The conversation in my house before heading to Sabina Park was whether the match would end on Day 3. I was optimistic and said to my father that Jason Holder could get another century, just like he did in Antigua. I believe Dad ‘steupsed’ or ‘kissed his teeth’ (something which apparently only West Indians do I learnt from an Englishman).
Another thing which only West Indians (it seems) do as cricketers is capitulate when the pressure is on. Are we not technically competent, or as Sports Psychologist Kadija Richards told me years ago while she was assigned to the Jamaica team, it’s the mind that lets cricketers down? I had spotted her on Day 1 watching from a balcony of a Hospitality Suite in the North Stand, high above where the West Indies were toiling in the field after Jerome Taylor had sent back some of the Aussies to their dressing room. Wonder what she is doing now?
Interestingly in the interview back in 2004, she echoed what another Psychologist Dr Rudi Webster had told me earlier that year when I did an investigative piece on the maligned Shell Cricket Academy in Grenada. They both believe that the physical and technical aspect are insignificant when compared to the mental fortitude necessary to succeed at the highest level.

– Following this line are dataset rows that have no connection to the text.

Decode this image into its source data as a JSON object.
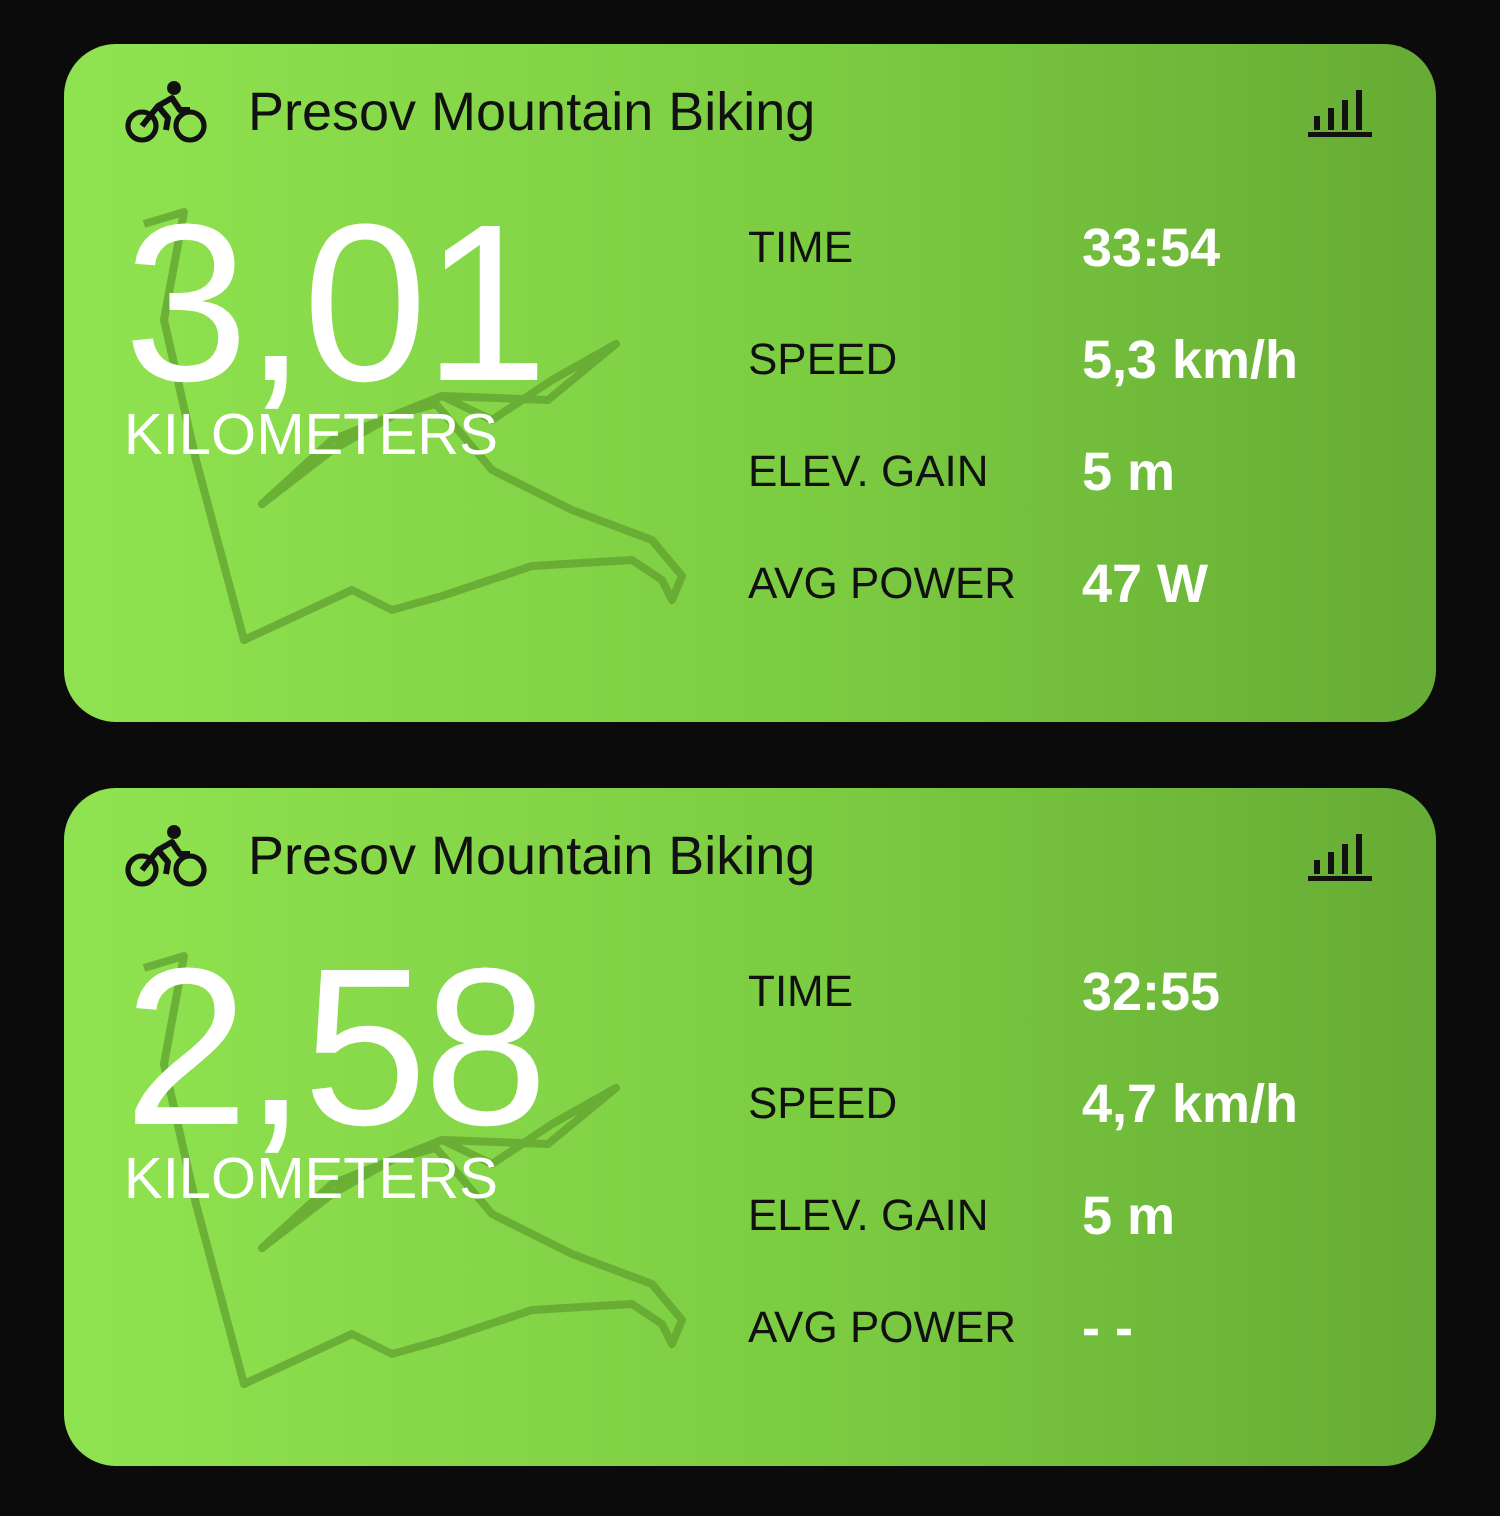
{
  "activities": [
    {
      "title": "Presov Mountain Biking",
      "distance": "3,01",
      "unit": "KILOMETERS",
      "stats": [
        {
          "label": "TIME",
          "value": "33:54"
        },
        {
          "label": "SPEED",
          "value": "5,3 km/h"
        },
        {
          "label": "ELEV. GAIN",
          "value": "5 m"
        },
        {
          "label": "AVG POWER",
          "value": "47 W"
        }
      ]
    },
    {
      "title": "Presov Mountain Biking",
      "distance": "2,58",
      "unit": "KILOMETERS",
      "stats": [
        {
          "label": "TIME",
          "value": "32:55"
        },
        {
          "label": "SPEED",
          "value": "4,7 km/h"
        },
        {
          "label": "ELEV. GAIN",
          "value": "5 m"
        },
        {
          "label": "AVG POWER",
          "value": "- -"
        }
      ]
    }
  ]
}
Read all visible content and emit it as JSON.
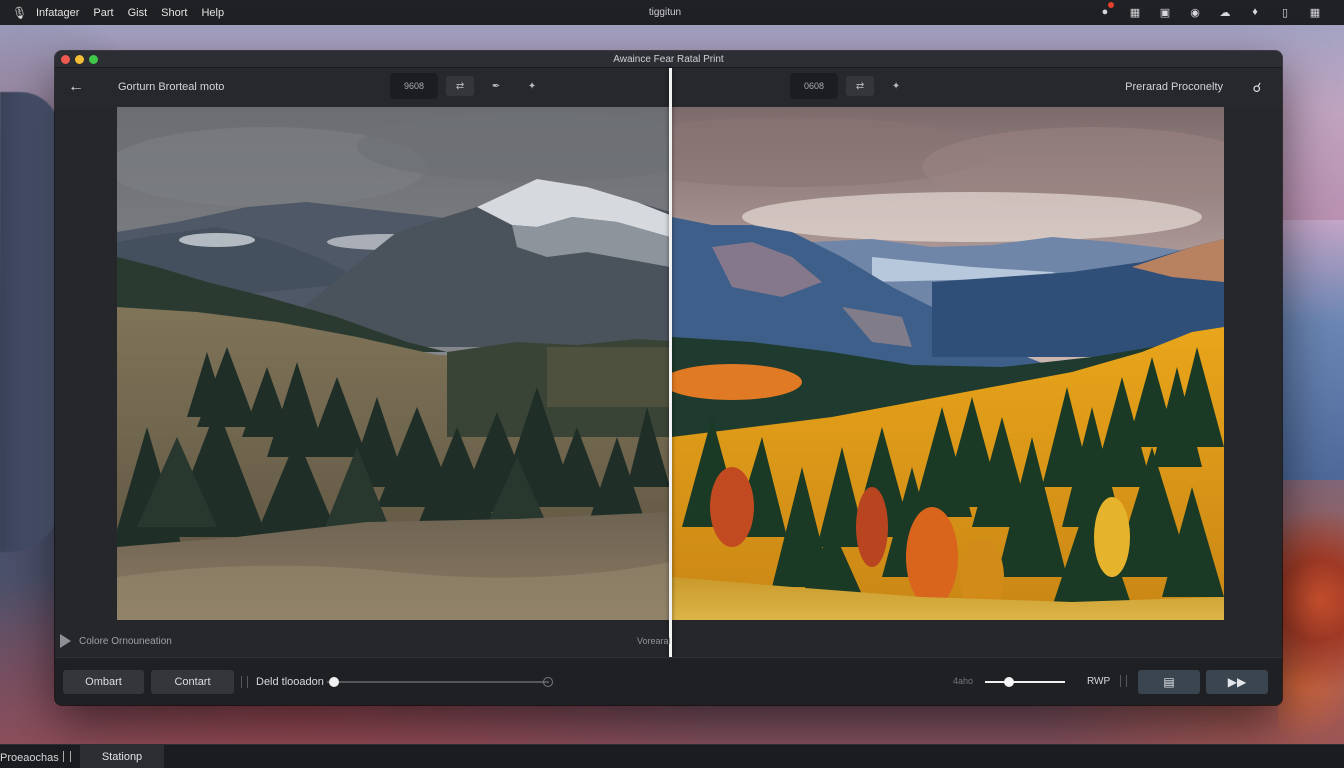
{
  "menubar": {
    "items": [
      "Infatager",
      "Part",
      "Gist",
      "Short",
      "Help"
    ],
    "center_title": "tiggitun"
  },
  "window": {
    "title": "Awaince Fear Ratal Print"
  },
  "toolbar": {
    "left_title": "Gorturn Brorteal moto",
    "left_segment_label": "9608",
    "right_segment_label": "0608",
    "right_title": "Prerarad Proconelty"
  },
  "info": {
    "left_label": "Colore Ornouneation",
    "center_label": "Vorearal"
  },
  "bottom": {
    "button_1": "Ombart",
    "button_2": "Contart",
    "slider_label": "Deld tlooadon",
    "slider_value_percent": 3,
    "volume_label": "4aho",
    "volume_value_percent": 30,
    "mode_label": "RWP"
  },
  "taskbar": {
    "item_1": "Proeaochas",
    "item_2": "Stationp"
  },
  "colors": {
    "accent_button": "#3a4550",
    "notification": "#e5402f",
    "divider": "#f2f2f2"
  }
}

Back to Day 3. I spent the first session over in the George Headley stand. My sister was attending cricket and that is a rarity, so set up my computer and did some non-cricket work while looking up every now and again to see the match on the TV screen inside the box.
Wait? Wuhloss! (Bajans, pardon me if that’s not appropriate in this context). Jason Holder is batting like a man assured! How refreshing to see! In no time he had reached his half century. Could he indeed do an Antigua? The number 8 all-rounder eventually made 40% of the team’s score. I deducted the 15 extras, so took the 82 not out as a factor of 205. The next highest score was 51 by Jermaine Blackwood. How different Day 3 could have been if he had not lost his way (or his head?) close to the end of Day 2.
The tall gangling Holder was the guest at the post match press conference and said “I just decided to be positive. I don’t think it made any sense just standing up there just trying to hold on.” He said Kemar was a defiant partner. Holder also added that it was more mental than anything. When asked about his learning since starting at the international level, he said “I think my mental game has been improving each game.” He said that on Day 4, partnerships were needed, starting with the two batsmen who were left at the crease.
Nope, not the two openers. They were knocked over in quick time. At the end of Day 3, the score was 16/2 in 8.0 overs (DM Bravo 8, SO Dowrich 1). Chandrika and Brathwaite had not troubled the scorers much. Australia had further insulted our cricket earlier by declaring with about 30 minutes left in the day. They know us only too well.
The only other interesting thing on Day 3 was the lunch I had. Such a lot to choose from. Curry goat, crispy pork, chicken, crab backs and lobster. The caterers had indeed outdone themselves.
Wonder if any lunch will be ordered for Day 4? The West Indians I think may not realize how many things are affected when they don’t perform well. Should spectators go to Church then head back home and put the Sunday Roast on early? Or should they keep the faith and head on down to Sabina Park for a full day’s cricket? The first hour will tell if Australia will have the West Indies for lunch :(.